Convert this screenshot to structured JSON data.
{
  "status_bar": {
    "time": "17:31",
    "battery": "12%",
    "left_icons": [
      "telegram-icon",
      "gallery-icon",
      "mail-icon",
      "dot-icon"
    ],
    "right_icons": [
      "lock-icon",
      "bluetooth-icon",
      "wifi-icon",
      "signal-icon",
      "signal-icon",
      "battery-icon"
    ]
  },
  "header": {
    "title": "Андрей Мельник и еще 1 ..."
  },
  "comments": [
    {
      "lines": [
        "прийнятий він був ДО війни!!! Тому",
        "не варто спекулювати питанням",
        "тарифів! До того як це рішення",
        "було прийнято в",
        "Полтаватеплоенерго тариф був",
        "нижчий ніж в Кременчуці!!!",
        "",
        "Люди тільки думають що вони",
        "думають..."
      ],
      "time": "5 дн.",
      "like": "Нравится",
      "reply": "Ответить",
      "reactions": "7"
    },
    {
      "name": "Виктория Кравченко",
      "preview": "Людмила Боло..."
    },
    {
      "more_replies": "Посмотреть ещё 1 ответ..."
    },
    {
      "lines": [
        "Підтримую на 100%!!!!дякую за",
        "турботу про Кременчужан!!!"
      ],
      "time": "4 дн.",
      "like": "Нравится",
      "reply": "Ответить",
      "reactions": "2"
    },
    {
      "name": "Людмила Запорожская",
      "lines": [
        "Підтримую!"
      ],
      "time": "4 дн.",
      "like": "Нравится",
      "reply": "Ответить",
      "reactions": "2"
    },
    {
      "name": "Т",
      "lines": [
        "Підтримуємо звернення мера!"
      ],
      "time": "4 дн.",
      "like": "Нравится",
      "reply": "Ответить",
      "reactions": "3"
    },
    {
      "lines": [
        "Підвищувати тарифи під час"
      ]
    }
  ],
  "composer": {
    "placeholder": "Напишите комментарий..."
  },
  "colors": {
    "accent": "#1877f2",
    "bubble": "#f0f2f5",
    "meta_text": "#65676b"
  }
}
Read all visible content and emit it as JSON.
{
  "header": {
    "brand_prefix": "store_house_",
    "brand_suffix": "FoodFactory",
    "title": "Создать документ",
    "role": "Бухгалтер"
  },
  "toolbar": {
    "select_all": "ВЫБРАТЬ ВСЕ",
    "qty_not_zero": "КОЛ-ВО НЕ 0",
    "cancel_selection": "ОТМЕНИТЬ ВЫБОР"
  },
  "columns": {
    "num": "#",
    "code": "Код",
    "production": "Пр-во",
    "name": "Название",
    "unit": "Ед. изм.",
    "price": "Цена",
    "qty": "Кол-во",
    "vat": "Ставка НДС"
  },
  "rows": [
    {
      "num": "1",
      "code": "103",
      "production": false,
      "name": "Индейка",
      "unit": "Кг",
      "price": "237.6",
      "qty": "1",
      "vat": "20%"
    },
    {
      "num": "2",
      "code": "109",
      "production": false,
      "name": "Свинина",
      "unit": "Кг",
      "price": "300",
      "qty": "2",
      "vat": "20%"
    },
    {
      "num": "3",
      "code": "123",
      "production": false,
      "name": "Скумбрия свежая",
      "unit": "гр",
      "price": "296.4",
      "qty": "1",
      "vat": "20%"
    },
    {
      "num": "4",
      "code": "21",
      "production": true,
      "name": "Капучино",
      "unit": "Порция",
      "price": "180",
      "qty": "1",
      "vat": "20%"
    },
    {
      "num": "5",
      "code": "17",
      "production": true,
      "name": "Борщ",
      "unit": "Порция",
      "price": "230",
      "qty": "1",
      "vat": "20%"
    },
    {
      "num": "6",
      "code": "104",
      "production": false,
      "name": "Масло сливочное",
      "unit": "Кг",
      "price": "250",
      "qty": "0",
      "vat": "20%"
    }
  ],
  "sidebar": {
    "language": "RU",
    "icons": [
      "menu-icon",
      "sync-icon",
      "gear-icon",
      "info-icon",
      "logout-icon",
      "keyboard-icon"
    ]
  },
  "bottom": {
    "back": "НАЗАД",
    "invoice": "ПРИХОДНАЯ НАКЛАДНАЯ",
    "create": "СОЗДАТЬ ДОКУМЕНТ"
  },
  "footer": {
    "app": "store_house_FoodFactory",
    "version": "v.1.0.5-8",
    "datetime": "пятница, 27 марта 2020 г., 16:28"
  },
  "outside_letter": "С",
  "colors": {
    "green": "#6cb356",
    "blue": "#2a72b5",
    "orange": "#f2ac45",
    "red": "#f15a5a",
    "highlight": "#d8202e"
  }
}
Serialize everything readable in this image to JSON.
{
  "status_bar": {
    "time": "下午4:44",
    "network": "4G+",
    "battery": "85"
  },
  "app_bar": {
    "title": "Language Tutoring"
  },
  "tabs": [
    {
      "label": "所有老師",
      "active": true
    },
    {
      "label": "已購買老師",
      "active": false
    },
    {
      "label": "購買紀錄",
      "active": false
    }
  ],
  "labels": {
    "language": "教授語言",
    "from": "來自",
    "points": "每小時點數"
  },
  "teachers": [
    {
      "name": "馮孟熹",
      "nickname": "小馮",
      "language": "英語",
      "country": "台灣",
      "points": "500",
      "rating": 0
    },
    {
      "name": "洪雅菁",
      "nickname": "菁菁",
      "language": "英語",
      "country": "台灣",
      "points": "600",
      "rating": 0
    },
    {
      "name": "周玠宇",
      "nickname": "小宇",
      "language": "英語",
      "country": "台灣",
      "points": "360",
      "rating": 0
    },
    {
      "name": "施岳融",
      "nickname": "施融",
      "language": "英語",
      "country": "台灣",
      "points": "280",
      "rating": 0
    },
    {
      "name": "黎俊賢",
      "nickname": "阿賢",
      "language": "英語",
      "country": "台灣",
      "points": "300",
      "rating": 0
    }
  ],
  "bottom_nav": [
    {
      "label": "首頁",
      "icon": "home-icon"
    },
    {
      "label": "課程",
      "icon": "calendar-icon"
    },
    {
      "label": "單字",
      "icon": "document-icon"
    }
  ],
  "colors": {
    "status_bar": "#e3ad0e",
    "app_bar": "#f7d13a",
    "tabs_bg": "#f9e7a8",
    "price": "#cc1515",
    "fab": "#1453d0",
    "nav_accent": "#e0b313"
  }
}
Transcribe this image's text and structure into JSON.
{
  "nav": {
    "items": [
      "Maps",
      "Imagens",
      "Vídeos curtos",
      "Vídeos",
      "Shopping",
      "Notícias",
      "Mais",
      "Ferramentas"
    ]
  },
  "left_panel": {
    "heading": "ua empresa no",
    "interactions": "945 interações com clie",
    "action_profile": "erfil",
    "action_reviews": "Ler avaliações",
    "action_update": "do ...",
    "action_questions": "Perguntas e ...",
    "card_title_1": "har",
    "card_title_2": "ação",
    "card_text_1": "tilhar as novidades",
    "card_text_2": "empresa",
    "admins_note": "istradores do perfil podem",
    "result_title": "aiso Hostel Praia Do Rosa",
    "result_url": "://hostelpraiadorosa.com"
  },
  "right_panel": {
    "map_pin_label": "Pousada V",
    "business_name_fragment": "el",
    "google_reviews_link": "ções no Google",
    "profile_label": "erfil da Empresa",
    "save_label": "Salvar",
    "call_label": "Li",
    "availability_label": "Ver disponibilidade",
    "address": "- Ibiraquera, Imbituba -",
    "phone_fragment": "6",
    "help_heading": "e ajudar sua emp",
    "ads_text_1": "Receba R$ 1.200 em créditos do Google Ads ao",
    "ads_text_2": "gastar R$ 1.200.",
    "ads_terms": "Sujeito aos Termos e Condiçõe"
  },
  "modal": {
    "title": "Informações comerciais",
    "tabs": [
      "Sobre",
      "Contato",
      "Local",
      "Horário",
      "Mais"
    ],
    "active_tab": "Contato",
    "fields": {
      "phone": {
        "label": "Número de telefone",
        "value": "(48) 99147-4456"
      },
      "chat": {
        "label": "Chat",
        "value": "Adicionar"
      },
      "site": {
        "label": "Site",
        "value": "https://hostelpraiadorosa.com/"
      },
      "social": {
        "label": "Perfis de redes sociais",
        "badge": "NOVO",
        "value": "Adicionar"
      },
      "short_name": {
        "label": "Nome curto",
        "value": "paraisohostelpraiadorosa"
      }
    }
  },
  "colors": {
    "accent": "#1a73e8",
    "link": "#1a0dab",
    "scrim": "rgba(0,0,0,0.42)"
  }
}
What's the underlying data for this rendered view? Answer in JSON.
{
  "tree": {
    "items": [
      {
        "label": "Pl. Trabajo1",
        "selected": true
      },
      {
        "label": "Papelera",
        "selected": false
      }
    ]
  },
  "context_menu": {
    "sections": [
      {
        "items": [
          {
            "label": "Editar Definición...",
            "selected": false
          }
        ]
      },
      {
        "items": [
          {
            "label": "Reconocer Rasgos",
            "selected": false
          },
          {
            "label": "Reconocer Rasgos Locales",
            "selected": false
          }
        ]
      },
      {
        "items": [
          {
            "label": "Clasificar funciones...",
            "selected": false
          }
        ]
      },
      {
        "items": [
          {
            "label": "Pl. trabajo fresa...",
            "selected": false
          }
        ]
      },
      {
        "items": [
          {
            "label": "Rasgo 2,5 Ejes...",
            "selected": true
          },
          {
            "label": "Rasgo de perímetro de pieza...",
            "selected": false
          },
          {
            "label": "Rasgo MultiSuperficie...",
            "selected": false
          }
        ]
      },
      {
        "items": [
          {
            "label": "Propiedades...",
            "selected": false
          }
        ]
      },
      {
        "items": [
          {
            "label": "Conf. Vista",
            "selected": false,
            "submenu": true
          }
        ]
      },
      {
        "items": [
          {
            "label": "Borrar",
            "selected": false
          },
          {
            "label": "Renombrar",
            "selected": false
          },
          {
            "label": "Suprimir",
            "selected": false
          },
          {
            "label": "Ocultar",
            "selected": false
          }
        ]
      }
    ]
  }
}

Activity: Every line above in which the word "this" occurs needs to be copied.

Answer area:
Convert this screenshot to structured JSON data.
Serialize everything readable in this image to JSON.
Transcribe this image's text and structure into JSON.
What's the underlying data for this rendered view? Answer in JSON.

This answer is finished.